Several North American states, south Australia, as well as 10 European countries have so far implemented a Deposit Refund System (DRS), one of the few extremely effective waste management solutions to incentivise consumers to recycle beverage bottles, mainly but not limited to plastic bottles. The scheme has proved to be successful in increasing these countries’ recycling rates, sometimes even bringing them up to almost 100%. Successful examples are countries such as Germany, which has reached an outstanding 98.4% of total return rate since the implementation of the scheme, and Norway, where 97% of all plastic bottles are recycled.
The system is straight forward: when purchasing certain bottles, consumers pay a deposit, which is reimbursed once the empty bottle is returned to a retail outlet. In Germany, for example, the deposit usually ranges between €0.08 and €0.25. “One-way” plastic bottles are in the higher price range, while the deposit for reusable glass and plastic bottles usually does not exceed €0.15. The difference in price is a strategic way to encourage people to return especially these environmentally damaging plastics: indeed, having paid a higher deposit for non-reusable bottles, the consumer is particularly incentivised to bring it back once empty. Furthermore, making plastic bottles pricier is also a way to make them less attractive products to buy altogether.
Even though results differ in every country, DRS is undoubtedly a successful waste management solution and can have an overwhelmingly positive impact on waste production. They are proving to be particularly efficient in reducing littering generation, increasing bottle recycling as well as helping industries and consumers to develop a more responsible and sustainable mindset, in line with the polluter-pays principle such scheme is based on.
Countries that have a Deposit Refund Scheme (DFS). Source: Statista.
San Francisco’s Zero Waste Approach
In recent years, many US cities started implementing policies to recycle and compost more to help tackle the massive waste problem that the country is facing. At the forefront of what is now known as the “zero waste movement” is one of California’s most populous cities, San Francisco. In 2009, the city passed an ordinance requiring all residents and businesses to sort their waste into recyclables, compostables and landfill trash, making it the first American city to make composting mandatory. When one thinks of recycling, materials such as plastic and glass usually come to mind. However, organic matter can be recycled, too: yard trimmings, food scraps and other types of organic waste can be composted and turned into extremely valuable fertiliser for the soil. Waste management solutions such as this process can be highly beneficial for the environment, as it helps drastically reduce carbon emissions into the atmosphere, improve the soil’s health as well as mitigate the harsh impact of droughts on the land.

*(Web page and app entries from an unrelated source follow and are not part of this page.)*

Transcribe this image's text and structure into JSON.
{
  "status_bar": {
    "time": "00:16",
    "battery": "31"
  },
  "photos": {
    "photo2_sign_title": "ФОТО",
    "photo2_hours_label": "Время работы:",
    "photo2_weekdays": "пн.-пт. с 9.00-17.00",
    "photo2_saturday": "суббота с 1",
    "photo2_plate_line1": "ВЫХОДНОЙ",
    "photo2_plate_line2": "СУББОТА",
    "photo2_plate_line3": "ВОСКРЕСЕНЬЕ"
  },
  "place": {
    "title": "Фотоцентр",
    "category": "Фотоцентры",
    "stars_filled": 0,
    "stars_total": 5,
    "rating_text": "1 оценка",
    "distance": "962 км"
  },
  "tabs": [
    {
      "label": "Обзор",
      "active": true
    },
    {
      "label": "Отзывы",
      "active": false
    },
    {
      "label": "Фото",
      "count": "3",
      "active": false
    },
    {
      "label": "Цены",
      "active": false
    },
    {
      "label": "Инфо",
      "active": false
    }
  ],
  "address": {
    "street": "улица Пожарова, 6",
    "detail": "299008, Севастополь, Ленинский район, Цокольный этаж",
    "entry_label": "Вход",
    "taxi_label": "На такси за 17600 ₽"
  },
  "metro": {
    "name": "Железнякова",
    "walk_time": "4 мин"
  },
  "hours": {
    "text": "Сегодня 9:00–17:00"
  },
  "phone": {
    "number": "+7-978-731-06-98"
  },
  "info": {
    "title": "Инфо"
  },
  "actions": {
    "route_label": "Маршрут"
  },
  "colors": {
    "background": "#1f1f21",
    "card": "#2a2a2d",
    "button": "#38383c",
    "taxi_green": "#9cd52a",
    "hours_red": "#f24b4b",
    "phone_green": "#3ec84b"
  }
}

Considering that almost one third of the food produced for human consumption, nearly 1.3 billion tonnes goes to waste every year worldwide. Composting would have massive benefits and it would ultimately contribute to cutting down on the overall trash. Food waste is a big issue in Hong Kong, too. According to Feeding Hong Kong, over 3,600 tonnes of food waste are sent to landfill every day here. Introducing large-scale composting facilities such as the one in San Francisco would help divert this huge amount of food waste away from Hong Kong’s oversaturated landfills, which would then be reused to create enormous amounts of nutrient-rich fertiliser. Indeed, in the case of San Francisco, the introduction of compost, along with other waste regulation policies, financial incentives, and extensive multilingual outreach to residents and businesses, allowed the city to divert more than 80% of all discarded waste from landfills, making huge steps towards its goal to become the world’s first zero-waste.
Cutting out the use of single-use plastics, regulating the disposal of bottles, incentivising waste sorting and promoting compost are all great approaches to waste management solutions. However, for the waste problem there is no silver bullet. That is why it is of utmost importance that, according to its own resources and needs, each country starts taking action to solve the huge problem that waste is for the environment. Nations must find the right approach and must consequently implement policies to reduce the amount of trash produced and efficiently deal with its management.
Featured image by: Wikimedia Commons